Mary Hubburd was born and partially raised in the Philippines. At around 7 years old her family moved to Vancouver, Canada. There, they went to school and had dual citizenship. When Mary met her boyfriend, a real estate developer, they decided to move to the United States, a place Mary had only been once before when she was a little girl.
I find Mary’s story really interesting because when she lived in the Philippines, she had servants and household help. Each one of her and her 6 brothers and sisters had their own personal nanny. She grew up thinking this was completely normal. after talking to her, I came to realize that the way of living in the Philippines is polar opposite to the United States.
I grew up in Manilla Philippines a suburb called Forbes Park. I have 7 brothers and sisters, in a busy household. It’s definitely a different lifestyle than we live in the US now. I moved to Vancouver Canada when I was 7 with my entire family. Life in Canada is definitely more similar to life in the US and completely different than life in the Philippines. I came (to the U.S.) when I was about 20. The man I’m still with needed job growth, so we went across the border, and started a new life here in Seattle. I definitely think I want to stay here, I’d say the education for future kids is definitely better than in Philippines and Canada, and a lot more opportunity for a future family. I do, my dad is living there (Philippines)now, he moved back once my brothers and sisters and I grew up pretty much. He still living there and he’s quite elderly, so we go to visit him about every year. We all take turns rotating going to see him. (Talking about first day in Vancouver) remember getting off the plane and it being very cold. The Philippines is so humid and hot all the time, and I remember thinking, where am I it’s freezing. The Vancouver is very bustling, traffic was calmer, it was definitely scary but it was exciting.

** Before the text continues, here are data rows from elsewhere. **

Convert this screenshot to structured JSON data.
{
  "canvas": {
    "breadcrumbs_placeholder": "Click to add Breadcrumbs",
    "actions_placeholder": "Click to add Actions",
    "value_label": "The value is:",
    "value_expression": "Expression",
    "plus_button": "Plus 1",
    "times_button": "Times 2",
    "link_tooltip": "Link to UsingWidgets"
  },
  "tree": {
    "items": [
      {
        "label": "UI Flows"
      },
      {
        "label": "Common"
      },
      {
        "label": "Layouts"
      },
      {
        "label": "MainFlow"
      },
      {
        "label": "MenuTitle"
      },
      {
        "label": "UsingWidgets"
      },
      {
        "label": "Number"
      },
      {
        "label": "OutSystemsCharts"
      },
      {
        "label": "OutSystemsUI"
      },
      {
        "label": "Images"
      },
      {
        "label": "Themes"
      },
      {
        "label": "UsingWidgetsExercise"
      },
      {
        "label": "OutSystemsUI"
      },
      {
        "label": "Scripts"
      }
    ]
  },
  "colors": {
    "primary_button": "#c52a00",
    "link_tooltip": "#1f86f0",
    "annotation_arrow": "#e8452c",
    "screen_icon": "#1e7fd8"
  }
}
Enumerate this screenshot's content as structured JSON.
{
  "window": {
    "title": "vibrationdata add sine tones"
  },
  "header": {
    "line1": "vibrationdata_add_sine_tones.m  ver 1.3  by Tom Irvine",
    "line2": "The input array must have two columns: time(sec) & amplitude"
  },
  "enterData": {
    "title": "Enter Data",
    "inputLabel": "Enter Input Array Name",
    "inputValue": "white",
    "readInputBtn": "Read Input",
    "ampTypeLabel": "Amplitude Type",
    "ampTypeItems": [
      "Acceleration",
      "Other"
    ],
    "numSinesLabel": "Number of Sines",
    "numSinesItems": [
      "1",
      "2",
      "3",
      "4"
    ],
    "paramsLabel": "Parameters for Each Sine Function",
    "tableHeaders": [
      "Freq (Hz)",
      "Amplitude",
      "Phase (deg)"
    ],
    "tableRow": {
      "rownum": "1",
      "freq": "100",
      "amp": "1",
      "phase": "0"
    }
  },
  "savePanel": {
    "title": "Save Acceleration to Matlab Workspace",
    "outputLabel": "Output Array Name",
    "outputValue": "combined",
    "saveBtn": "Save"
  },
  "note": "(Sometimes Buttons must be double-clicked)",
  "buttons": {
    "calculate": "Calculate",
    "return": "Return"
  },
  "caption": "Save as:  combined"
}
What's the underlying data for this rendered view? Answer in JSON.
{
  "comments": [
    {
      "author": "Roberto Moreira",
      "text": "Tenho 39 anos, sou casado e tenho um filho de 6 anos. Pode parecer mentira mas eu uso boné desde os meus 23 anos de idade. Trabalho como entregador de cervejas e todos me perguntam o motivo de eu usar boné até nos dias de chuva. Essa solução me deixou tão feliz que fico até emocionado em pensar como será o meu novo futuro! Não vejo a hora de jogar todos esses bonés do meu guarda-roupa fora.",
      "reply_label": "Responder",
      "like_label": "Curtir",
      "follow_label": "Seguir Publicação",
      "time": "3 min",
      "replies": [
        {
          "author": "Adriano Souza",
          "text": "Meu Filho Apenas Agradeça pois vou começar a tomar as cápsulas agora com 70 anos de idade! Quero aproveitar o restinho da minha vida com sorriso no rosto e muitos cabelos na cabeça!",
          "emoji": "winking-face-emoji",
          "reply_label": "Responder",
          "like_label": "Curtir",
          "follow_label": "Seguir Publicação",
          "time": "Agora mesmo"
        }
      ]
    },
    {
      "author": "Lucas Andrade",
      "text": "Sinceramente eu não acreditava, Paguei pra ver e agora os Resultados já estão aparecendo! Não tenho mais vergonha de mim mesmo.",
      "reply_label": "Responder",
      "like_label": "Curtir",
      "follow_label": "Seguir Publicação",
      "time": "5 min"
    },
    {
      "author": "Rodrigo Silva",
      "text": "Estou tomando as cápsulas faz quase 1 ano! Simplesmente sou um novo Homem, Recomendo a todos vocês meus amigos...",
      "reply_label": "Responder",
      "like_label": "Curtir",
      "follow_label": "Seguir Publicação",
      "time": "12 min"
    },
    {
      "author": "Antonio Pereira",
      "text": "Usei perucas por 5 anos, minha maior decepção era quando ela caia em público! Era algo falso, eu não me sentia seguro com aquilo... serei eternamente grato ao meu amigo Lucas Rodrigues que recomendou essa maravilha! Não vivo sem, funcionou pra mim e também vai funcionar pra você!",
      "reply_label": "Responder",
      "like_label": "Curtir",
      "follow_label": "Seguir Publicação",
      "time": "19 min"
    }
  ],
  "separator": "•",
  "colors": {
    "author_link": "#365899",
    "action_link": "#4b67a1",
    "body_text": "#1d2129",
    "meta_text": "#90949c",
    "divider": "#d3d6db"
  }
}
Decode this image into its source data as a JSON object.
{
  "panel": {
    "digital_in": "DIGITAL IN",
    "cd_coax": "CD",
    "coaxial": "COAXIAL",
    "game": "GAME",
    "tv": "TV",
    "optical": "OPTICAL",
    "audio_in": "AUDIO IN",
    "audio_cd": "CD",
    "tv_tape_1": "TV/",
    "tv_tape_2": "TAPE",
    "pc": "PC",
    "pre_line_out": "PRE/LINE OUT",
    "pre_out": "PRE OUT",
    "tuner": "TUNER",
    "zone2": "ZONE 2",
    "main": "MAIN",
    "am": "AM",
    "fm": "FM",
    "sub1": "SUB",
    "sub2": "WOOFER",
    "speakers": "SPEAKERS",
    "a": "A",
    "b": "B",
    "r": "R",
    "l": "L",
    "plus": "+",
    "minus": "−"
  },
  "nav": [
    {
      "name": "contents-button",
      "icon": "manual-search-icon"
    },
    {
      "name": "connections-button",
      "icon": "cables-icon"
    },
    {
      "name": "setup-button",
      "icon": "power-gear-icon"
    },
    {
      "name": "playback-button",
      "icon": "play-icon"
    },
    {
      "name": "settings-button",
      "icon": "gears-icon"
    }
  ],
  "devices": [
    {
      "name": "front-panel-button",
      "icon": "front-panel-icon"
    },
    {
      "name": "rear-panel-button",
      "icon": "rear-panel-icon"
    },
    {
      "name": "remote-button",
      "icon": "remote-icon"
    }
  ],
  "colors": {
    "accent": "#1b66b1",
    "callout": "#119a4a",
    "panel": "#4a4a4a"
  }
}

We had been here once when I was about 5, we all took a trip from the Philippines to Disneyland, my father planned this trip. We all took off to Disney, it was my first time out of an Asian country, I had been around Asia quite a bit. That trip was a very different trip for me.
No that one was definitely an easier move, the lifestyles are a lot more similar. The hardest part was getting paper work and citizenships. Fortunately, when I moved 7 or 8 years ago it was a lot easier to get citizenships, so we were pretty lucky. Yeah the move was not too difficult.